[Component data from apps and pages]
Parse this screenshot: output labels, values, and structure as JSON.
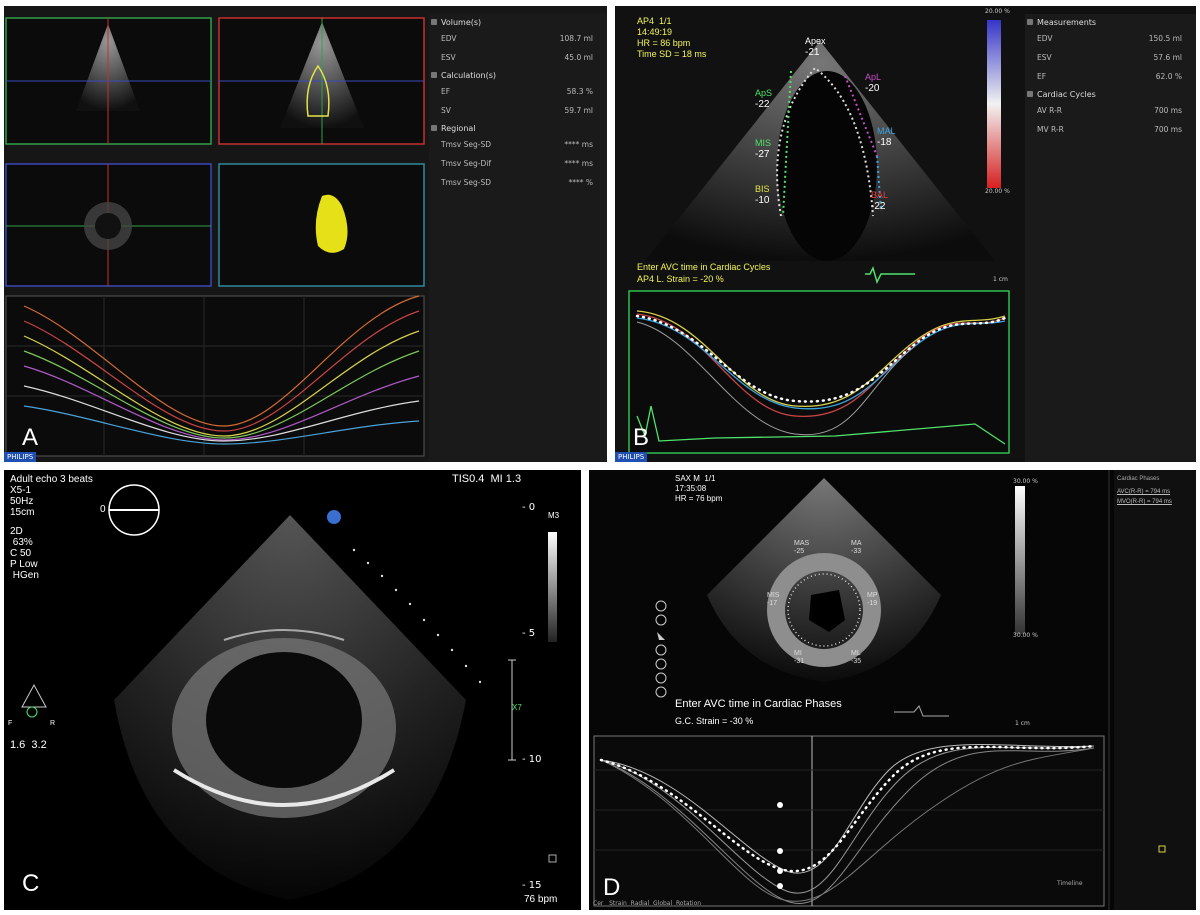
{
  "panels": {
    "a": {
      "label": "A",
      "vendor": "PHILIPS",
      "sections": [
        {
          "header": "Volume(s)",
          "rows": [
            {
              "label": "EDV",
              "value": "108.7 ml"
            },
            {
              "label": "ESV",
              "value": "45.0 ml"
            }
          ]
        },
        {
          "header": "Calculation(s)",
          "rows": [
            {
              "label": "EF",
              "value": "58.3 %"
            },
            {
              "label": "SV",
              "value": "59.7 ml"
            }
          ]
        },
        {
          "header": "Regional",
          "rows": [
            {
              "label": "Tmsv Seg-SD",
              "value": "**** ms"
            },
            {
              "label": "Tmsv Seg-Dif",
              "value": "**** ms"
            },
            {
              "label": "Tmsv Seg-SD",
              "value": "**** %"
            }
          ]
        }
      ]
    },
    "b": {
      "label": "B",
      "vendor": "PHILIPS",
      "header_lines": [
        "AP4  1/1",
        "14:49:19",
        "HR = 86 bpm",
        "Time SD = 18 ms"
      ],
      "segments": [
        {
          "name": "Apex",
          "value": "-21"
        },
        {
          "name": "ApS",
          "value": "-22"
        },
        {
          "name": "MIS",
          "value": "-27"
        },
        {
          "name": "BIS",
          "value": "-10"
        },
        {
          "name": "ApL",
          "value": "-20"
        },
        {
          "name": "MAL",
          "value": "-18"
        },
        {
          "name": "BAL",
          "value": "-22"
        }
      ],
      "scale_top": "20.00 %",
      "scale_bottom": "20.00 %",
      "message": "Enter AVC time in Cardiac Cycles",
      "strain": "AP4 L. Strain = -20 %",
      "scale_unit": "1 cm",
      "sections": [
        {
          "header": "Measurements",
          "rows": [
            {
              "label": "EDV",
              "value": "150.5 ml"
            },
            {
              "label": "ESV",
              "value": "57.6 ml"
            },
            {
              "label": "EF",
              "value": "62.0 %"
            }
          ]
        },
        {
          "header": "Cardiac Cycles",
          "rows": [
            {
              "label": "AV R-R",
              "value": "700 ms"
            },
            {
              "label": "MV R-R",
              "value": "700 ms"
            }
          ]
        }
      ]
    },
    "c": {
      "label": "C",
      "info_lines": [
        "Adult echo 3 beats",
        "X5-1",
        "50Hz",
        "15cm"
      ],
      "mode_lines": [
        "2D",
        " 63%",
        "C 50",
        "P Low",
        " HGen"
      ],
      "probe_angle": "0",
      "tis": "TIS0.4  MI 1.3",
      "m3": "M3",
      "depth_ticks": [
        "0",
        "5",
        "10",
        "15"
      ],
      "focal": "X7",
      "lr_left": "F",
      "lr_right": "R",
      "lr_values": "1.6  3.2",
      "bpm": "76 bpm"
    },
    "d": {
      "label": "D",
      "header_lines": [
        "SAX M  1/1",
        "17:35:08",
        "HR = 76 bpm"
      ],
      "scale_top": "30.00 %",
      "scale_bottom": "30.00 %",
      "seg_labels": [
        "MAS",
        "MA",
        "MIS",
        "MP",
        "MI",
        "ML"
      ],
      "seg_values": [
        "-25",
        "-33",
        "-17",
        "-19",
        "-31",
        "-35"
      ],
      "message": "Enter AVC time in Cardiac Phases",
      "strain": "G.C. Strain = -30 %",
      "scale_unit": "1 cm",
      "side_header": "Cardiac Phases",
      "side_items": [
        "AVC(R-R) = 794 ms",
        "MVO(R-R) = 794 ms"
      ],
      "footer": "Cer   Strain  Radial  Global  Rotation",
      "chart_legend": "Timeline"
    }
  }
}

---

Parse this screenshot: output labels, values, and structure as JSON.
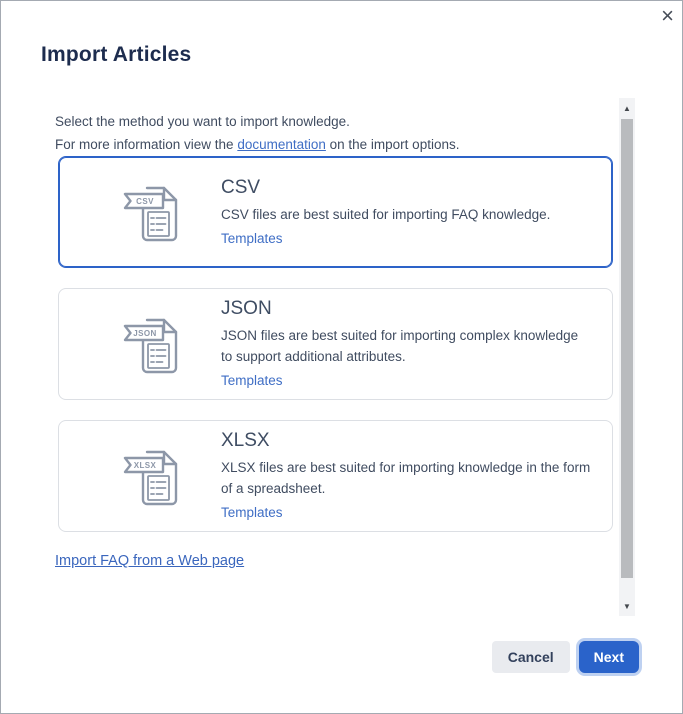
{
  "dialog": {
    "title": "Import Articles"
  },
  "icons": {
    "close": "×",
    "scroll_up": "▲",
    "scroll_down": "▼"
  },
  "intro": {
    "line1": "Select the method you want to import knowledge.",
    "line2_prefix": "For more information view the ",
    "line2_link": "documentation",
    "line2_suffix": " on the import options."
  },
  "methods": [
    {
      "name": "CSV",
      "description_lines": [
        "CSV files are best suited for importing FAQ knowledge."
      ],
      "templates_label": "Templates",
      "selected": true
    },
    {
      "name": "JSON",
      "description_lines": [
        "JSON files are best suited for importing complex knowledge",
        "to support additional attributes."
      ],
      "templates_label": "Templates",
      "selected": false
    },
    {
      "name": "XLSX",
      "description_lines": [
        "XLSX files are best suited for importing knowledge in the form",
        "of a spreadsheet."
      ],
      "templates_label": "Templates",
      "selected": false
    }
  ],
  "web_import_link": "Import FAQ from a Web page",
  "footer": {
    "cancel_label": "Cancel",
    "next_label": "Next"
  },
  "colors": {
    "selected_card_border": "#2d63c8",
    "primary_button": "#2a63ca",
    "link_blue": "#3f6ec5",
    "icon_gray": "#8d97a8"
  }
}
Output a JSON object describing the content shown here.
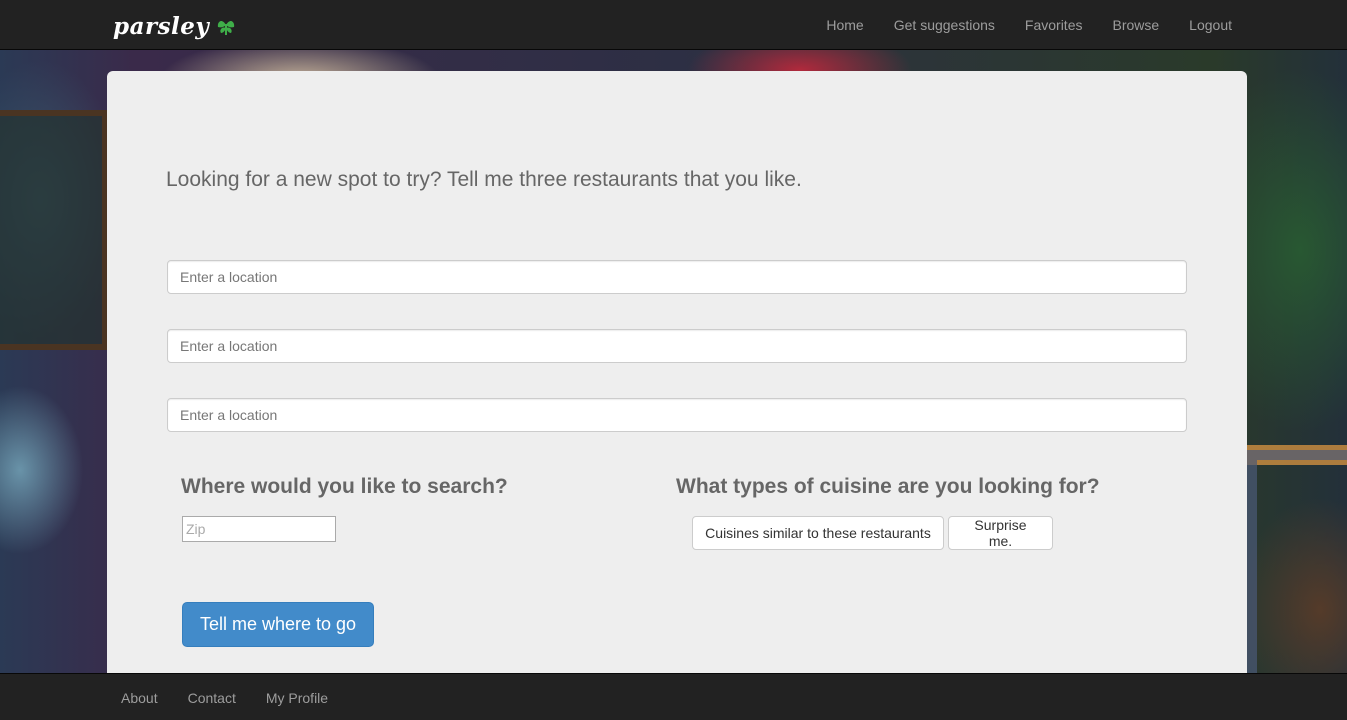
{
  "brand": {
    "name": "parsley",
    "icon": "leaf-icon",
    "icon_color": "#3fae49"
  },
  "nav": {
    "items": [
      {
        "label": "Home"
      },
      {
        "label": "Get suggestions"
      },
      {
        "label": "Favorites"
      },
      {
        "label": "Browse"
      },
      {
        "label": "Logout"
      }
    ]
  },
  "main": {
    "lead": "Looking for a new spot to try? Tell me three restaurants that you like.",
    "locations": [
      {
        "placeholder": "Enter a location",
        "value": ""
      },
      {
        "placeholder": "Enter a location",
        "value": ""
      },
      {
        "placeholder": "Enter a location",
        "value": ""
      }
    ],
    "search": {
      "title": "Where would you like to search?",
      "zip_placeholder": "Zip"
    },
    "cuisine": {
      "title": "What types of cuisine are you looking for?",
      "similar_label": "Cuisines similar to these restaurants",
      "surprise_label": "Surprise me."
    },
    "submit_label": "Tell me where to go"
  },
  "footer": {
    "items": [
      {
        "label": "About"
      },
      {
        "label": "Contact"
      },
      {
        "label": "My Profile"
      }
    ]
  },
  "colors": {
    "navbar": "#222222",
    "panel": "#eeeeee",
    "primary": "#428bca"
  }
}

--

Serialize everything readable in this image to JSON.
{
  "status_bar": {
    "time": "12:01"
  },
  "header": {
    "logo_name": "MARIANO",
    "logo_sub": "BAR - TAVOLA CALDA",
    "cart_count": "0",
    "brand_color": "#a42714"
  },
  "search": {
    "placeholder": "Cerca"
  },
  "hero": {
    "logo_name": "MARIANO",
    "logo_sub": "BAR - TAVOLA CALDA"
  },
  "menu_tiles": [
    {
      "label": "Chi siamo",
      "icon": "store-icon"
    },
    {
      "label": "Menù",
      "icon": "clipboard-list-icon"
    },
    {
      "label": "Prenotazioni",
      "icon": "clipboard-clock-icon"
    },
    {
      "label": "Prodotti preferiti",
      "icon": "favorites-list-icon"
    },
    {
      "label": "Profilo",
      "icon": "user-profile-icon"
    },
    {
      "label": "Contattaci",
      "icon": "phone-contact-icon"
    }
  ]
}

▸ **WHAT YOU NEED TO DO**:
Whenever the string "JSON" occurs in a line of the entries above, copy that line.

▸ **RESULT**:
Parse this screenshot: output labels, values, and structure as JSON.
Parse this screenshot: output labels, values, and structure as JSON.
      "name": "JSON",
        "JSON files are best suited for importing complex knowledge",
Output a JSON object describing the content shown here.
Serialize everything readable in this image to JSON.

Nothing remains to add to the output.